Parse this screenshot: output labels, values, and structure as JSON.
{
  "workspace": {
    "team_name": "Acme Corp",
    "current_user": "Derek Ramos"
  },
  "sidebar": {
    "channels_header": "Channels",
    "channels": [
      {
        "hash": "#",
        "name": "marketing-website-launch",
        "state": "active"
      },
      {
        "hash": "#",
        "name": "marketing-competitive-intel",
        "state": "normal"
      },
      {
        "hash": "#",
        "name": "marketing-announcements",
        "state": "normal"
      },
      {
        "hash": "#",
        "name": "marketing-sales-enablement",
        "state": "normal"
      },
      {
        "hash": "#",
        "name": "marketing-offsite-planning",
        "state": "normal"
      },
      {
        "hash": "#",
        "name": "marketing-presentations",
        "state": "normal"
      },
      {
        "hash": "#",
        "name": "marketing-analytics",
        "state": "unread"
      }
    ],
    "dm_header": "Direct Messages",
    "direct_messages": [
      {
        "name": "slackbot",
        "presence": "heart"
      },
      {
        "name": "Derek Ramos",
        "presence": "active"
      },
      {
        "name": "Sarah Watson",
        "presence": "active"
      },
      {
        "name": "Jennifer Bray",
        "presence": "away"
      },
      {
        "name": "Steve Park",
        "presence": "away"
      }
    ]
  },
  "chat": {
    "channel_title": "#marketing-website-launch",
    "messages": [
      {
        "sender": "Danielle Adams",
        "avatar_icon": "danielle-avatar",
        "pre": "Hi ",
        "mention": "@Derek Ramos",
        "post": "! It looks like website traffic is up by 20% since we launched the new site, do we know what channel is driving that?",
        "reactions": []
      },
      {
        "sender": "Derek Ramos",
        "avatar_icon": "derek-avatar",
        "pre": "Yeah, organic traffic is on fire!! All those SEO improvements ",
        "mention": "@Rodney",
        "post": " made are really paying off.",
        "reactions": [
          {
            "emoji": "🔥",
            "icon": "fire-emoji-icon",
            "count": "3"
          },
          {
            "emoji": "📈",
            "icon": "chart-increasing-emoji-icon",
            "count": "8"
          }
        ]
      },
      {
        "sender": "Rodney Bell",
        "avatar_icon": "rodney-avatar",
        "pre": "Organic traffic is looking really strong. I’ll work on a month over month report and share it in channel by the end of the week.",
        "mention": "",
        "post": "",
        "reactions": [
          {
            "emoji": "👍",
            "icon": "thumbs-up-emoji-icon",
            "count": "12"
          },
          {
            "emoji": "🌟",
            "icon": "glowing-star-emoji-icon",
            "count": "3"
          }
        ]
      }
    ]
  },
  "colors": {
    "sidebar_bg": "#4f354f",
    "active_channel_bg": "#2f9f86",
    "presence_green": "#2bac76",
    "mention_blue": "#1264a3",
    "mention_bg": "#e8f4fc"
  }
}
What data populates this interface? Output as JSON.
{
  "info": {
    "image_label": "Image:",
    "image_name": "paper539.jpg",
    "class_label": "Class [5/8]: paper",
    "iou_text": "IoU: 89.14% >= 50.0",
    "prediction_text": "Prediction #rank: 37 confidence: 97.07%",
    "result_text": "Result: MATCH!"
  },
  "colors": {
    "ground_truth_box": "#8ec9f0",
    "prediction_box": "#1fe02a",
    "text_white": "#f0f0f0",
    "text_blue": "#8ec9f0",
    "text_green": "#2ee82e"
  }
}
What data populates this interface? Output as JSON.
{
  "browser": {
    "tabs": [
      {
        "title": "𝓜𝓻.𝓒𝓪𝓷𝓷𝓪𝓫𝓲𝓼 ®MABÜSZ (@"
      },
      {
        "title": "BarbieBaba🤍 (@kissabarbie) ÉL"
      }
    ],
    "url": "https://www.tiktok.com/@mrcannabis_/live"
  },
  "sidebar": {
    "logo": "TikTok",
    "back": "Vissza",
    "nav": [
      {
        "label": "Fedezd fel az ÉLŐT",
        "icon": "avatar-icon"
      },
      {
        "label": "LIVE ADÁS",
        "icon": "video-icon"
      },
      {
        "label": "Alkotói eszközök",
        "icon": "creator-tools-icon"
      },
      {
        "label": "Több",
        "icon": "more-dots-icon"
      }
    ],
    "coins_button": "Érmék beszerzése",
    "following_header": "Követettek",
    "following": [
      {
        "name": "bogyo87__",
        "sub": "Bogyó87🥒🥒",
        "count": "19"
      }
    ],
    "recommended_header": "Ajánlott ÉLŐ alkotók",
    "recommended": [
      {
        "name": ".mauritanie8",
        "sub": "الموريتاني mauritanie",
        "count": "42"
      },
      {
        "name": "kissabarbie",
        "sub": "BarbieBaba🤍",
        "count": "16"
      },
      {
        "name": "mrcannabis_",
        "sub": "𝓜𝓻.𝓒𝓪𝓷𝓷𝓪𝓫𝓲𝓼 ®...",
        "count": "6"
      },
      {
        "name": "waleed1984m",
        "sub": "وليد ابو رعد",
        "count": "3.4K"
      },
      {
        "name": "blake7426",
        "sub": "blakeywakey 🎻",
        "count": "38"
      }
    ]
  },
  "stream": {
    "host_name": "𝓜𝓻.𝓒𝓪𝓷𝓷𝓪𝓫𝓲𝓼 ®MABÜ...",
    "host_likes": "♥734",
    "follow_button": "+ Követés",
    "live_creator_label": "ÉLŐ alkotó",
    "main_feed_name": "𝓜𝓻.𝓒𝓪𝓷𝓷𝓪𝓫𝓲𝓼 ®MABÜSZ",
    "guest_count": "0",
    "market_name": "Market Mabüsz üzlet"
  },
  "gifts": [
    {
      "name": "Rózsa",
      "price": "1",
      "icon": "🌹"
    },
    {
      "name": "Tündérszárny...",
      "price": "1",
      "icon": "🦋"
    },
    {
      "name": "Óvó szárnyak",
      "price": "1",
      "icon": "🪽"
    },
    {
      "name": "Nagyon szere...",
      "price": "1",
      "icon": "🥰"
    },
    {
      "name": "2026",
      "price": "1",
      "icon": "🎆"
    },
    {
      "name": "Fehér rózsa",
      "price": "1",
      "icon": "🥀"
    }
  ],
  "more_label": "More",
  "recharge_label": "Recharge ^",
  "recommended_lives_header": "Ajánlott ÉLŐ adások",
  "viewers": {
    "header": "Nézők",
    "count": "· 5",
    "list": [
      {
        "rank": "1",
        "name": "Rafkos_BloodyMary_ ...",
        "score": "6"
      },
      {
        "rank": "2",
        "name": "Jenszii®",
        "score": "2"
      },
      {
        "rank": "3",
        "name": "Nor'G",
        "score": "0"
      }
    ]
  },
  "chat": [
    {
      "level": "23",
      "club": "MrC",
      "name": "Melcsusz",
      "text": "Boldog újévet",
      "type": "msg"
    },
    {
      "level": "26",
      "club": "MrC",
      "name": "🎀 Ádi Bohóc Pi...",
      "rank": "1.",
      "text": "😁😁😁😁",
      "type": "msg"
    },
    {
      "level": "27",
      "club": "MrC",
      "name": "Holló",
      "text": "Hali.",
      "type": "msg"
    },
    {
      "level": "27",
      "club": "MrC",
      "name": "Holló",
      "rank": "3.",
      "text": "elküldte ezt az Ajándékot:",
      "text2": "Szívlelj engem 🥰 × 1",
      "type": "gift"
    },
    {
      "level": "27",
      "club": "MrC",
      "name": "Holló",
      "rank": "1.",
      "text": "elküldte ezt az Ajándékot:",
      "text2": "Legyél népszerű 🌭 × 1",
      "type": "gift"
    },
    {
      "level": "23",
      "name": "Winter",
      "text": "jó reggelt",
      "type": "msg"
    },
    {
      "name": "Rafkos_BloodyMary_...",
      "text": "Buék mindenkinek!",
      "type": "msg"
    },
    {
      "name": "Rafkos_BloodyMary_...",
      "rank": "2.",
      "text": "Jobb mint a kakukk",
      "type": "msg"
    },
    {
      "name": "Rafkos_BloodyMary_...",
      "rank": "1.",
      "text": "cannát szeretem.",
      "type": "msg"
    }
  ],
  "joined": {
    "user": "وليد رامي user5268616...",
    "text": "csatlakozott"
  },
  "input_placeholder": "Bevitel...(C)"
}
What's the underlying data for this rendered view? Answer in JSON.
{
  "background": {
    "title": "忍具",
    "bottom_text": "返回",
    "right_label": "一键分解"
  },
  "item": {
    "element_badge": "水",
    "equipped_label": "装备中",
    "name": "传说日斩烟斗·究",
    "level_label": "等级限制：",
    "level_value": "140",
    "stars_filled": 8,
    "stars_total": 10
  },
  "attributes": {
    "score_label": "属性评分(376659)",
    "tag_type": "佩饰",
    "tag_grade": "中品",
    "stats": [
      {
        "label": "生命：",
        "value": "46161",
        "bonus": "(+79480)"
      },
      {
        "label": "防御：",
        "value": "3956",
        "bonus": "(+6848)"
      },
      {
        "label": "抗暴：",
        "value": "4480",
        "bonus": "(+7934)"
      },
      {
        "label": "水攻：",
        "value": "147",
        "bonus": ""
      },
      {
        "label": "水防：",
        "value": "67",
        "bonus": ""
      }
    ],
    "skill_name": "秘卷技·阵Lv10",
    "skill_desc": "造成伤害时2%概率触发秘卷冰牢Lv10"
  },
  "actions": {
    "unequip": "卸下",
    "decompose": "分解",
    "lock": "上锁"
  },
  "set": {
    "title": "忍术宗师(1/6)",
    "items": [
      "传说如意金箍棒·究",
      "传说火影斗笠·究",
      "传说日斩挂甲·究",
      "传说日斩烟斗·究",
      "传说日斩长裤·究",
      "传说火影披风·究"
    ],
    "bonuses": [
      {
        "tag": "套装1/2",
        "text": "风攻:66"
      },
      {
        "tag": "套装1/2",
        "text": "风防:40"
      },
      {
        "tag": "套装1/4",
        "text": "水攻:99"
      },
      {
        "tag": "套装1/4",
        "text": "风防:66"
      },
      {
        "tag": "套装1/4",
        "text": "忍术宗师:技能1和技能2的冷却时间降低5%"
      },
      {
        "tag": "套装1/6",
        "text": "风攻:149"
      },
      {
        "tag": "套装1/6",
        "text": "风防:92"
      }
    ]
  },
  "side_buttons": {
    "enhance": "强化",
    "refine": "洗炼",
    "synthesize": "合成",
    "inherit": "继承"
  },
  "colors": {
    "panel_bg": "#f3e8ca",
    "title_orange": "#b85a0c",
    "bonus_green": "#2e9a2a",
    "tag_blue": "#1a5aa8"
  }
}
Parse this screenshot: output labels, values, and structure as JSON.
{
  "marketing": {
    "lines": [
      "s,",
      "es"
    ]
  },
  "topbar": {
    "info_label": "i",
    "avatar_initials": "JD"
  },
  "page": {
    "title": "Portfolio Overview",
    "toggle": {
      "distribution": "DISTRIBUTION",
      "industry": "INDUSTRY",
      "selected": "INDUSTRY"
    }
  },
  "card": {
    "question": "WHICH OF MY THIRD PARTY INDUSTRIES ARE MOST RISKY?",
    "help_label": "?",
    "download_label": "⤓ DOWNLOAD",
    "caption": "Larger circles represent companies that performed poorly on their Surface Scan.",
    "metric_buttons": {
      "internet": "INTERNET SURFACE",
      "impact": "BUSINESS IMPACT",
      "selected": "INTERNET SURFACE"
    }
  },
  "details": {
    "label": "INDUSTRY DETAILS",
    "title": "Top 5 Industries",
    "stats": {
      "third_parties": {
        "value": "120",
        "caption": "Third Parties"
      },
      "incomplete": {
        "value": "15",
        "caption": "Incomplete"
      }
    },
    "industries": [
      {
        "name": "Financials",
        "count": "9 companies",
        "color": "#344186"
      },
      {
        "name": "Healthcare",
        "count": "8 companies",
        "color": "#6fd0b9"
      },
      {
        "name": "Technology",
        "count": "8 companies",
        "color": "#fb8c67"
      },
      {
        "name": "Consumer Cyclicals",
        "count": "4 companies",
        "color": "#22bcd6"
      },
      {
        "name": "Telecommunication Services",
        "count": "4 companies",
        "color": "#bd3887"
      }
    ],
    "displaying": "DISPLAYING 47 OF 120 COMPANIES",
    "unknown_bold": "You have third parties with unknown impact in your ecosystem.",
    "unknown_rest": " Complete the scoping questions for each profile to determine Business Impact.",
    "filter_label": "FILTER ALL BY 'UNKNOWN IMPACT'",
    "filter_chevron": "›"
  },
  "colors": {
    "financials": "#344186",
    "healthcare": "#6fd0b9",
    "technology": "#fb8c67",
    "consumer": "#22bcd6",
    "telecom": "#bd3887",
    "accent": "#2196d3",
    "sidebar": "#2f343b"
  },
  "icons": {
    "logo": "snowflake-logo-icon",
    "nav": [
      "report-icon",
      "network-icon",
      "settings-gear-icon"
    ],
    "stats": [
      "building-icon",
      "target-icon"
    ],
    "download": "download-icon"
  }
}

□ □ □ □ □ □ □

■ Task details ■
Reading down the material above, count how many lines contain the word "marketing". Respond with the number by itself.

■ Your solution ■
9